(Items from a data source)
= Beginning of Section =

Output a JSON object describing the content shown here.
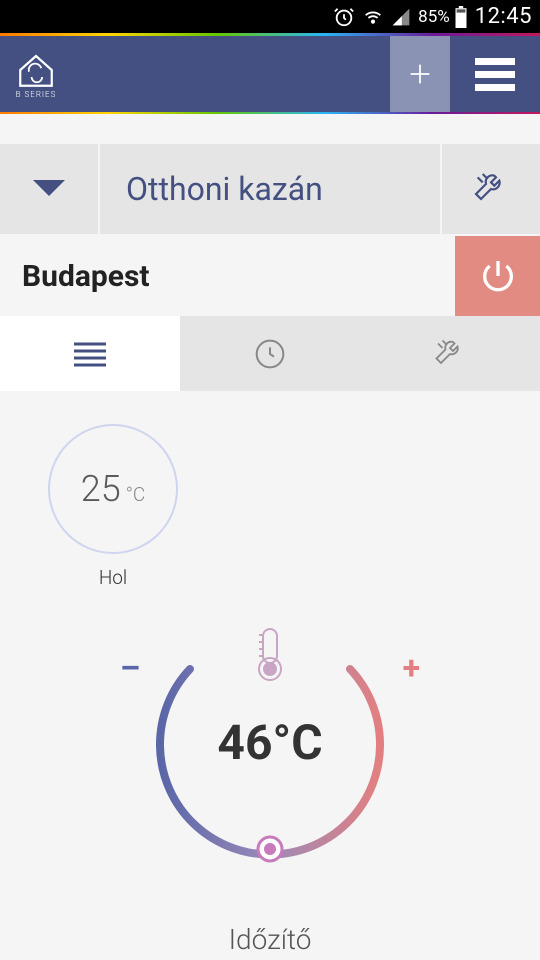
{
  "status": {
    "battery_pct": "85%",
    "time": "12:45"
  },
  "header": {
    "brand": "B SERIES"
  },
  "device": {
    "name": "Otthoni kazán"
  },
  "location": {
    "name": "Budapest"
  },
  "small_circle": {
    "value": "25",
    "unit": "°C",
    "label": "Hol"
  },
  "dial": {
    "minus": "–",
    "plus": "+",
    "value_display": "46°C"
  },
  "footer": {
    "timer_label": "Időzítő"
  }
}
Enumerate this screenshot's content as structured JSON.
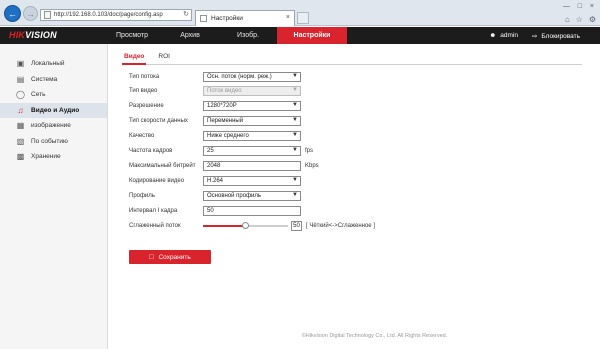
{
  "browser": {
    "url": "http://192.168.0.103/doc/page/config.asp",
    "tab_title": "Настройки"
  },
  "header": {
    "logo_part1": "HIK",
    "logo_part2": "VISION",
    "nav": [
      "Просмотр",
      "Архив",
      "Изобр.",
      "Настройки"
    ],
    "user": "admin",
    "logout": "Блокировать"
  },
  "sidebar": {
    "items": [
      {
        "label": "Локальный",
        "icon": "monitor-icon"
      },
      {
        "label": "Система",
        "icon": "system-icon"
      },
      {
        "label": "Сеть",
        "icon": "globe-icon"
      },
      {
        "label": "Видео и Аудио",
        "icon": "video-audio-icon"
      },
      {
        "label": "изображение",
        "icon": "image-icon"
      },
      {
        "label": "По событию",
        "icon": "calendar-icon"
      },
      {
        "label": "Хранение",
        "icon": "storage-icon"
      }
    ]
  },
  "content": {
    "tabs": [
      "Видео",
      "ROI"
    ],
    "fields": {
      "stream_type": {
        "label": "Тип потока",
        "value": "Осн. поток (норм. реж.)"
      },
      "video_type": {
        "label": "Тип видео",
        "value": "Поток видео"
      },
      "resolution": {
        "label": "Разрешение",
        "value": "1280*720P"
      },
      "bitrate_type": {
        "label": "Тип скорости данных",
        "value": "Переменный"
      },
      "quality": {
        "label": "Качество",
        "value": "Ниже среднего"
      },
      "frame_rate": {
        "label": "Частота кадров",
        "value": "25",
        "unit": "fps"
      },
      "max_bitrate": {
        "label": "Максимальный битрейт",
        "value": "2048",
        "unit": "Kbps"
      },
      "video_encoding": {
        "label": "Кодирование видео",
        "value": "H.264"
      },
      "profile": {
        "label": "Профиль",
        "value": "Основной профиль"
      },
      "i_frame_interval": {
        "label": "Интервал I кадра",
        "value": "50"
      },
      "smoothing": {
        "label": "Сглаженный поток",
        "value": "50",
        "level": 0.5,
        "hint": "[ Чёткий<->Сглаженное ]"
      }
    },
    "save_label": "Сохранить",
    "footer": "©Hikvision Digital Technology Co., Ltd. All Rights Reserved."
  },
  "colors": {
    "accent": "#d9232d",
    "header_bg": "#1c1c1c"
  }
}
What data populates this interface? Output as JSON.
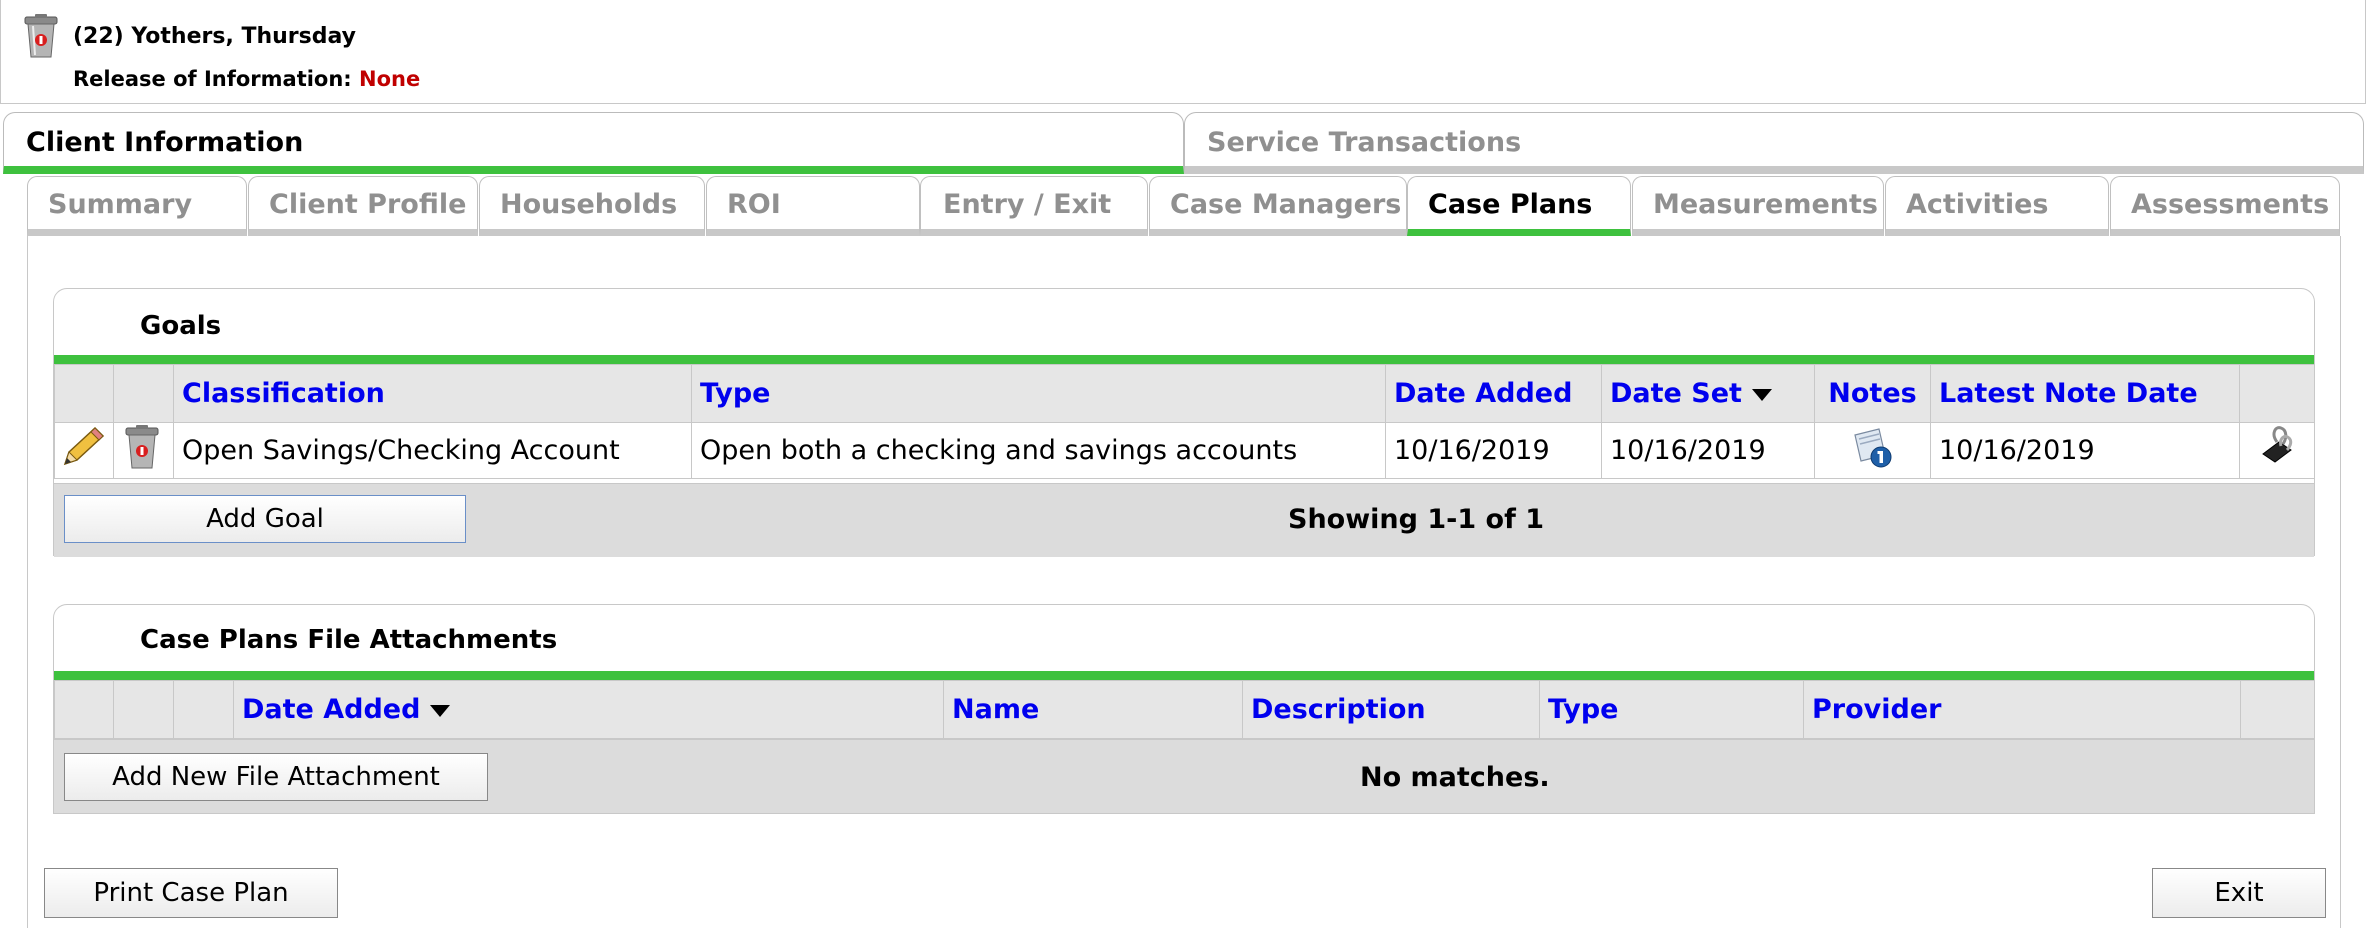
{
  "client": {
    "name": "(22) Yothers, Thursday",
    "roi_label": "Release of Information:",
    "roi_value": "None"
  },
  "main_tabs": [
    {
      "label": "Client Information",
      "active": true
    },
    {
      "label": "Service Transactions",
      "active": false
    }
  ],
  "sub_tabs": [
    {
      "label": "Summary"
    },
    {
      "label": "Client Profile"
    },
    {
      "label": "Households"
    },
    {
      "label": "ROI"
    },
    {
      "label": "Entry / Exit"
    },
    {
      "label": "Case Managers"
    },
    {
      "label": "Case Plans"
    },
    {
      "label": "Measurements"
    },
    {
      "label": "Activities"
    },
    {
      "label": "Assessments"
    }
  ],
  "goals": {
    "title": "Goals",
    "columns": [
      "Classification",
      "Type",
      "Date Added",
      "Date Set",
      "Notes",
      "Latest Note Date"
    ],
    "rows": [
      {
        "classification": "Open Savings/Checking Account",
        "type": "Open both a checking and savings accounts",
        "date_added": "10/16/2019",
        "date_set": "10/16/2019",
        "latest_note_date": "10/16/2019"
      }
    ],
    "add_button": "Add Goal",
    "showing": "Showing 1-1 of 1"
  },
  "attachments": {
    "title": "Case Plans File Attachments",
    "columns": [
      "Date Added",
      "Name",
      "Description",
      "Type",
      "Provider"
    ],
    "add_button": "Add New File Attachment",
    "no_matches": "No matches."
  },
  "actions": {
    "print": "Print Case Plan",
    "exit": "Exit"
  },
  "colors": {
    "accent_green": "#3ec13e",
    "link_blue": "#0000ee",
    "roi_red": "#c00000"
  }
}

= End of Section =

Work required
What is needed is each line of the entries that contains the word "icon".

Worked solution
        "icon": "monitor-icon"
        "icon": "system-icon"
        "icon": "globe-icon"
        "icon": "video-audio-icon"
        "icon": "image-icon"
        "icon": "calendar-icon"
        "icon": "storage-icon"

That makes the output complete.